During a recent trip to the Midwest I managed to tour several tool factories—one of the most interesting being SK's new plant in Sycamore, Illinois. The SK brand will be familiar to anyone who uses automotive tools.
Like many tool companies that have been around for a while, SK has a long and complicated history. Founded in Chicago in the early 1900s by Mason H. Sherman and Roger Klove, it was originally known as Sherman-Klove and specialized in screw machine products—items produced on automatic metalworking lathes. During the 1920s the company produced sockets for the Hinsdale Socket and Wrench Company. Hinsdale went broke during the depression and Sherman-Klove was left with a large inventory of sockets and wrenches it needed to sell. It changed its name to SK Tools and after receiving a patent for a round-head ratchet in 1934 came to be known for that kind of tool.
Fast-forwarding to more recent times, the company was owned for a time by Facom Tools. After going bankrupt in 2010 the company was purchased by IDEAL Industries, which closed SK's Chicago factory and moved its operations to a new plant a few miles down the road from IDEAL's's headquarters in Sycamore, Illinois.
It was this new SK factory that I toured over the summer. All manner of sockets, impact sockets, socket adapters, flex sockets, extensions, and swivel impact sockets are produced in this plant. And items such as ratchets are assembled there. Not everything bearing the SK label is made in Sycamore; some items are produced in Colorado by Western Forge-which like SK, is a subsidiary of IDEAL.
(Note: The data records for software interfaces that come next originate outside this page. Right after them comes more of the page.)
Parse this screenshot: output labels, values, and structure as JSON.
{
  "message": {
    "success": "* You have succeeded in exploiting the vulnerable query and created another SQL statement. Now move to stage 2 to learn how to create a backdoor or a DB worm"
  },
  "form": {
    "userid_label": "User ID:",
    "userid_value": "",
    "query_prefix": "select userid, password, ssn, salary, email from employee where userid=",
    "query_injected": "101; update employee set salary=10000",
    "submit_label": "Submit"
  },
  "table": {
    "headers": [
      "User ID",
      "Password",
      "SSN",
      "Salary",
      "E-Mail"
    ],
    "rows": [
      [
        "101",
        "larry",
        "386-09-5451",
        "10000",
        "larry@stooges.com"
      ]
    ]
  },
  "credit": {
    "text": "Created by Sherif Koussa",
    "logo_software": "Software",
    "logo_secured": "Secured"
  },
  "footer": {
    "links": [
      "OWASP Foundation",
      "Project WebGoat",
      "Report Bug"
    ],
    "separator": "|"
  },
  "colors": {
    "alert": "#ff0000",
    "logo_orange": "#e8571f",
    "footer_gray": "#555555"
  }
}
The slideshow on the left contains photos from my tour of the factory. The captions will explain what everything is. Be sure to look for the video links in some of the captions.